Blockchain technology is creating a stir worldwide, as the implications of its use begin to be understood. Governments are starting to see its potential. It is already being implemented in some countries, and others are making plans about how to use it.
Emerging countries are showing the most interest at present in blockchain technology. In these countries, where essential services are often lacking, the technology has a potential to make a real difference. In established economies, where existing services are good, more evidence will be needed that the technology can offer improvements and save money.
What can blockchain technology do for governments?
The inherent qualities of Blockchain technology make it very suitable for many different uses by governments. It secures data, and when stakeholders access the data, it is recorded. A distributed ledger is accessed by many users and not stored or maintained by a single entity. Changes are encrypted so deleting or changing them is not possible. Stripping away the financial implications, it is essentially a record-keeping platform that can be accessed by anyone but is owned by no-one.
Blockchain in India
Indian finance minister, Arun Jaitley, has announced that the government will be exploring the use of blockchain technology. Distributed ledger technology is becoming a hot favourite in India for its ability to alert all stakeholders, solidify information and prevent tampering.
It is already being used in a southern Indian state, Andhra Pradesh, where the government is collaborating with a Swedish startup to set up a land registry system. Andhra Pradesh has also become partners with a cyber-security firm, becoming a frontrunner in making the data of its citizens secure.
Ajay Harinath Singh, a young Indian entrepreneur, sees many ways in which Blockchain technology could benefit the Indian Bureaucratic system. He says “The government creates and consumes enormous amounts of data. Blockchain technology has the potential to bring more transparency, accountability, efficiency, and accessibility when it comes to data flow”.
Many young Indian entrepreneurs are looking forward to the adoption of Blockchain technology and Ajay Harinath Singh, MD of Darwin Platform Companies. He owns several businesses and has business tie-ups across Africa, Europe, and Russia, says that banks in India are already using blockchain technology to enable international remittances, overseas transactions, and more processes.
How can blockchain benefit citizens?
Blockchain technology has the potential to allow citizens to transact automatically with governments, reducing the potential for errors and inefficiency.
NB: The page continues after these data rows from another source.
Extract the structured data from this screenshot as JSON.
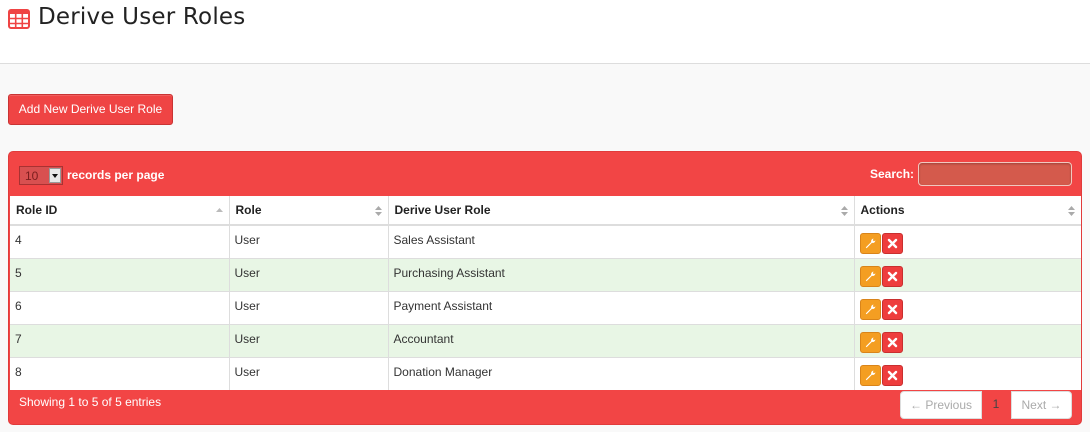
{
  "header": {
    "title": "Derive User Roles",
    "icon": "table-icon",
    "icon_color": "#ef4444"
  },
  "add_button": {
    "label": "Add New Derive User Role"
  },
  "toolbar": {
    "page_length": "10",
    "page_length_label": "records per page",
    "search_label": "Search:",
    "search_value": ""
  },
  "table": {
    "columns": [
      "Role ID",
      "Role",
      "Derive User Role",
      "Actions"
    ],
    "rows": [
      {
        "role_id": "4",
        "role": "User",
        "derive_user_role": "Sales Assistant"
      },
      {
        "role_id": "5",
        "role": "User",
        "derive_user_role": "Purchasing Assistant"
      },
      {
        "role_id": "6",
        "role": "User",
        "derive_user_role": "Payment Assistant"
      },
      {
        "role_id": "7",
        "role": "User",
        "derive_user_role": "Accountant"
      },
      {
        "role_id": "8",
        "role": "User",
        "derive_user_role": "Donation Manager"
      }
    ],
    "row_actions": [
      "wrench-icon",
      "close-icon"
    ]
  },
  "footer": {
    "info": "Showing 1 to 5 of 5 entries",
    "prev_label": "← Previous",
    "current_page": "1",
    "next_label": "Next →"
  },
  "colors": {
    "accent": "#ef4444",
    "edit_button": "#f49e22",
    "delete_button": "#ee3d3d",
    "row_stripe": "#e8f6e5"
  }
}
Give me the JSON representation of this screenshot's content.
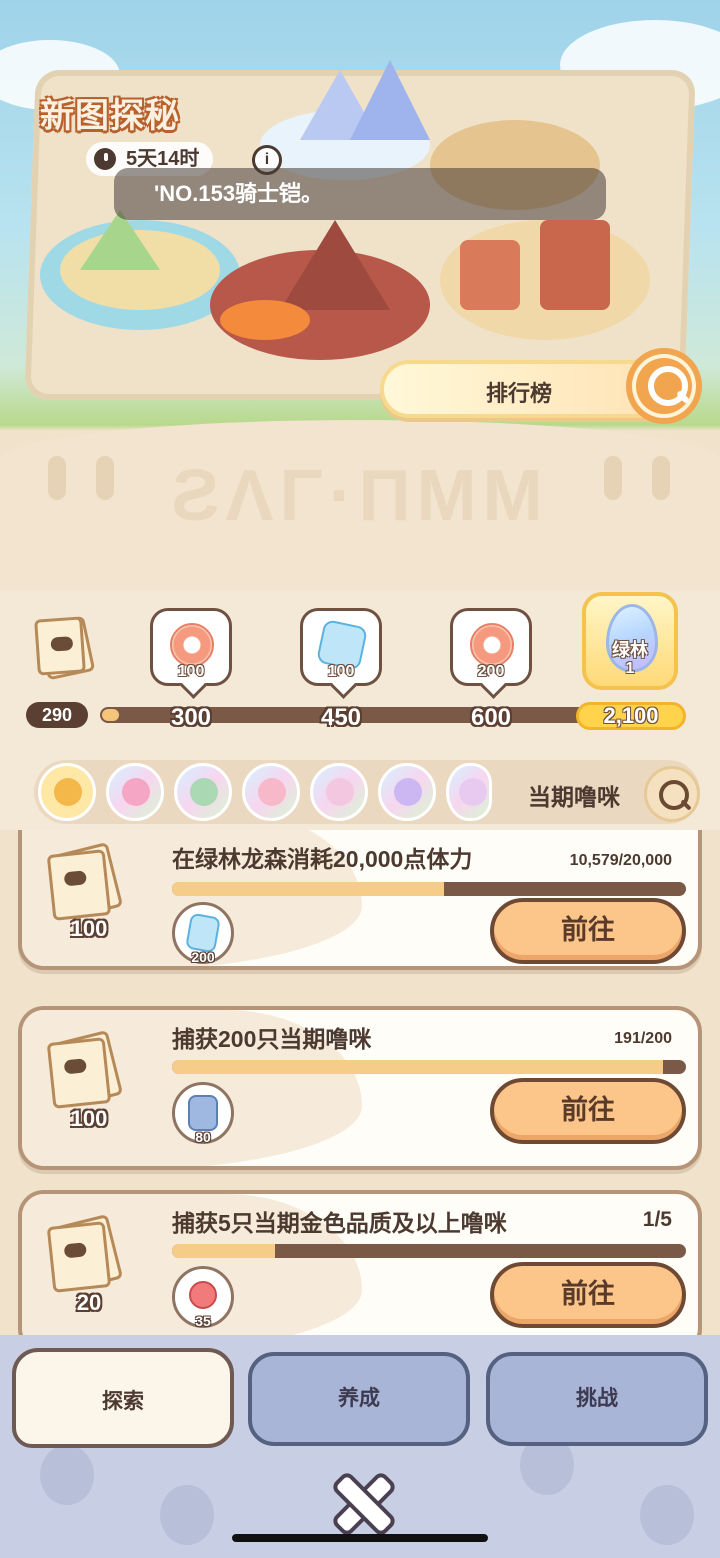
{
  "event": {
    "title": "新图探秘",
    "timer": "5天14时",
    "info_icon": "i",
    "ticker": "'NO.153骑士铠。",
    "rank_button": "排行榜"
  },
  "track": {
    "current_points": "290",
    "progress_fraction": 0.03,
    "milestones": [
      {
        "reward_icon": "donut-icon",
        "reward_qty": "100",
        "threshold": "300"
      },
      {
        "reward_icon": "lightning-icon",
        "reward_qty": "100",
        "threshold": "450"
      },
      {
        "reward_icon": "donut-icon",
        "reward_qty": "200",
        "threshold": "600"
      }
    ],
    "final": {
      "egg_label": "绿林",
      "egg_qty": "1",
      "threshold": "2,100"
    }
  },
  "creatures": {
    "label": "当期噜咪",
    "count": 7
  },
  "tasks": [
    {
      "title": "在绿林龙森消耗20,000点体力",
      "count": "10,579/20,000",
      "progress": 0.529,
      "ticket_qty": "100",
      "item_icon": "lightning-icon",
      "item_qty": "200",
      "button": "前往"
    },
    {
      "title": "捕获200只当期噜咪",
      "count": "191/200",
      "progress": 0.955,
      "ticket_qty": "100",
      "item_icon": "card-icon",
      "item_qty": "80",
      "button": "前往"
    },
    {
      "title": "捕获5只当期金色品质及以上噜咪",
      "count": "1/5",
      "progress": 0.2,
      "ticket_qty": "20",
      "item_icon": "candy-icon",
      "item_qty": "35",
      "button": "前往"
    }
  ],
  "tabs": {
    "explore": "探索",
    "nurture": "养成",
    "challenge": "挑战"
  },
  "colors": {
    "accent_orange": "#fcc58a",
    "bar_fill": "#f6cd88",
    "bar_track": "#7a5a47",
    "tab_inactive": "#a9b5d7"
  }
}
They would no longer have to go to government departments and stand in lines to be helped. Records of births, deaths and other personal details could be digitized. Using this database, various transactions could take place.
Blockchain technology uses time stamps to record when an event takes place, such as a death. This could be helpful in distributing social welfare benefits. Certain triggers would activate certain benefits such as unemployment benefits being triggered if a person’s status changed to unemployed.
Voting is another area which could benefit. Votes could be cast from home, eliminating errors, reducing costs and possibly increasing numbers of voters. These votes would be impossible to alter so results could be more trusted.
Public and private sectors must co-operate
If blockchain is to be implemented successfully, public and private sectors will need to work together. Welcoming environments will need to be created for startups and governments could offer incentives
Blockchain technology will be able to transform businesses, and any process with data lineage can benefit from its use. Using it in areas like healthcare, insurance, manufacturing and others could lessen burdens that fall of governments.
Capitalizing on blockchain technology could offer new ways to boost trade finance, secure peer-to-peer lending and revolutionize information repositories.
Blockchain technology allows for tracking of shipments. Digital recordings in real-time can be made. This is helpful to consumers and governments, especially in emerging economies where the supply chain is difficult to track. Innovation is currently taking place faster in emerging economies because the benefits are clear to see.
A new kind of governance
Many countries all over the world are waking up to the potential of adopting blockchain technology. Perhaps this signals the start of a different kind of governance – one where more secure, closer interactions occur between citizens, the private sector, and governments.